** Opening Extracted entries block **
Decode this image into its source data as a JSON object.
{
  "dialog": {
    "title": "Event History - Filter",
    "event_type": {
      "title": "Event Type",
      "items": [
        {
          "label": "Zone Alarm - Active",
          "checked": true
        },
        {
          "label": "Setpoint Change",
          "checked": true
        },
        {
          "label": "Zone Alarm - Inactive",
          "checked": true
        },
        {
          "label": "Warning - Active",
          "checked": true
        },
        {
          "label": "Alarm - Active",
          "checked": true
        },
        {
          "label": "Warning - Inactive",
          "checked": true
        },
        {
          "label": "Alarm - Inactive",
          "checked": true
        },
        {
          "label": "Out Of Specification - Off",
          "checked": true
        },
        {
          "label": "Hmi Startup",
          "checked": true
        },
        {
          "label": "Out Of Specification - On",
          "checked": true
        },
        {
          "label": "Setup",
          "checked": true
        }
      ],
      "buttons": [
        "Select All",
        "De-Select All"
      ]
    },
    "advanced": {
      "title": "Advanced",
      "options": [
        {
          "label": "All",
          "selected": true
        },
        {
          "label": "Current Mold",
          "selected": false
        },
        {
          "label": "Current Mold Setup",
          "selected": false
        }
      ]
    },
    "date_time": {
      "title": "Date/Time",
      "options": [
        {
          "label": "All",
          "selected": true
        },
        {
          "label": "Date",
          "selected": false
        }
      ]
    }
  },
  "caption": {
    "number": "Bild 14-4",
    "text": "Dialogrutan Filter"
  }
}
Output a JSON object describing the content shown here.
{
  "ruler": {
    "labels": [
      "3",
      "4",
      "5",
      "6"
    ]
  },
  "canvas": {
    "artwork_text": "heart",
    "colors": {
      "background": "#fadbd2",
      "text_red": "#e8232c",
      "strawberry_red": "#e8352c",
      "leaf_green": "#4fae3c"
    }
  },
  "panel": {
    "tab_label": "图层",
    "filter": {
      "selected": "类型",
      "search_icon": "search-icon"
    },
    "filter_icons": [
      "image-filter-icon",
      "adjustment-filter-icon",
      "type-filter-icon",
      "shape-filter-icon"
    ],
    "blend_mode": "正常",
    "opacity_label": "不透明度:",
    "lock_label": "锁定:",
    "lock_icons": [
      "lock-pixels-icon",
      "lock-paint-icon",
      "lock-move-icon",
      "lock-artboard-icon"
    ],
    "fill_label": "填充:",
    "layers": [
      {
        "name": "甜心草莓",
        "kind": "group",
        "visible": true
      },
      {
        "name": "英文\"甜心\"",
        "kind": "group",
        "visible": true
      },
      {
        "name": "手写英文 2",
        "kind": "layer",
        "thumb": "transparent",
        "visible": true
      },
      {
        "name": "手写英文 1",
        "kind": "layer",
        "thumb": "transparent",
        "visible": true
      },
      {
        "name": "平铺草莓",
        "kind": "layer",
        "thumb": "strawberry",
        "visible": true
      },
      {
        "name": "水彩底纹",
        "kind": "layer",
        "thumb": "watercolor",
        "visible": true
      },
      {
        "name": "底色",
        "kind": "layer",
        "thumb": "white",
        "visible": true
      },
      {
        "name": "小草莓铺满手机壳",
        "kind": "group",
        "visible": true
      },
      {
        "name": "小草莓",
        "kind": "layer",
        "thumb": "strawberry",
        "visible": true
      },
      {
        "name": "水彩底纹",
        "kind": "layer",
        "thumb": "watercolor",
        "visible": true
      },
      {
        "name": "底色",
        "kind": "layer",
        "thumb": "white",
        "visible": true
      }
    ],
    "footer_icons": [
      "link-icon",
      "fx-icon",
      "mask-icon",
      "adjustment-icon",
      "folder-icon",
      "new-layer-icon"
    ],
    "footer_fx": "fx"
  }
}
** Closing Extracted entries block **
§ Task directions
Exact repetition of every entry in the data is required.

§ Solution to this problem
Decode this image into its source data as a JSON object.
{
  "dialog": {
    "title": "Event History - Filter",
    "event_type": {
      "title": "Event Type",
      "items": [
        {
          "label": "Zone Alarm - Active",
          "checked": true
        },
        {
          "label": "Setpoint Change",
          "checked": true
        },
        {
          "label": "Zone Alarm - Inactive",
          "checked": true
        },
        {
          "label": "Warning - Active",
          "checked": true
        },
        {
          "label": "Alarm - Active",
          "checked": true
        },
        {
          "label": "Warning - Inactive",
          "checked": true
        },
        {
          "label": "Alarm - Inactive",
          "checked": true
        },
        {
          "label": "Out Of Specification - Off",
          "checked": true
        },
        {
          "label": "Hmi Startup",
          "checked": true
        },
        {
          "label": "Out Of Specification - On",
          "checked": true
        },
        {
          "label": "Setup",
          "checked": true
        }
      ],
      "buttons": [
        "Select All",
        "De-Select All"
      ]
    },
    "advanced": {
      "title": "Advanced",
      "options": [
        {
          "label": "All",
          "selected": true
        },
        {
          "label": "Current Mold",
          "selected": false
        },
        {
          "label": "Current Mold Setup",
          "selected": false
        }
      ]
    },
    "date_time": {
      "title": "Date/Time",
      "options": [
        {
          "label": "All",
          "selected": true
        },
        {
          "label": "Date",
          "selected": false
        }
      ]
    }
  },
  "caption": {
    "number": "Bild 14-4",
    "text": "Dialogrutan Filter"
  }
}
Output a JSON object describing the content shown here.
{
  "ruler": {
    "labels": [
      "3",
      "4",
      "5",
      "6"
    ]
  },
  "canvas": {
    "artwork_text": "heart",
    "colors": {
      "background": "#fadbd2",
      "text_red": "#e8232c",
      "strawberry_red": "#e8352c",
      "leaf_green": "#4fae3c"
    }
  },
  "panel": {
    "tab_label": "图层",
    "filter": {
      "selected": "类型",
      "search_icon": "search-icon"
    },
    "filter_icons": [
      "image-filter-icon",
      "adjustment-filter-icon",
      "type-filter-icon",
      "shape-filter-icon"
    ],
    "blend_mode": "正常",
    "opacity_label": "不透明度:",
    "lock_label": "锁定:",
    "lock_icons": [
      "lock-pixels-icon",
      "lock-paint-icon",
      "lock-move-icon",
      "lock-artboard-icon"
    ],
    "fill_label": "填充:",
    "layers": [
      {
        "name": "甜心草莓",
        "kind": "group",
        "visible": true
      },
      {
        "name": "英文\"甜心\"",
        "kind": "group",
        "visible": true
      },
      {
        "name": "手写英文 2",
        "kind": "layer",
        "thumb": "transparent",
        "visible": true
      },
      {
        "name": "手写英文 1",
        "kind": "layer",
        "thumb": "transparent",
        "visible": true
      },
      {
        "name": "平铺草莓",
        "kind": "layer",
        "thumb": "strawberry",
        "visible": true
      },
      {
        "name": "水彩底纹",
        "kind": "layer",
        "thumb": "watercolor",
        "visible": true
      },
      {
        "name": "底色",
        "kind": "layer",
        "thumb": "white",
        "visible": true
      },
      {
        "name": "小草莓铺满手机壳",
        "kind": "group",
        "visible": true
      },
      {
        "name": "小草莓",
        "kind": "layer",
        "thumb": "strawberry",
        "visible": true
      },
      {
        "name": "水彩底纹",
        "kind": "layer",
        "thumb": "watercolor",
        "visible": true
      },
      {
        "name": "底色",
        "kind": "layer",
        "thumb": "white",
        "visible": true
      }
    ],
    "footer_icons": [
      "link-icon",
      "fx-icon",
      "mask-icon",
      "adjustment-icon",
      "folder-icon",
      "new-layer-icon"
    ],
    "footer_fx": "fx"
  }
}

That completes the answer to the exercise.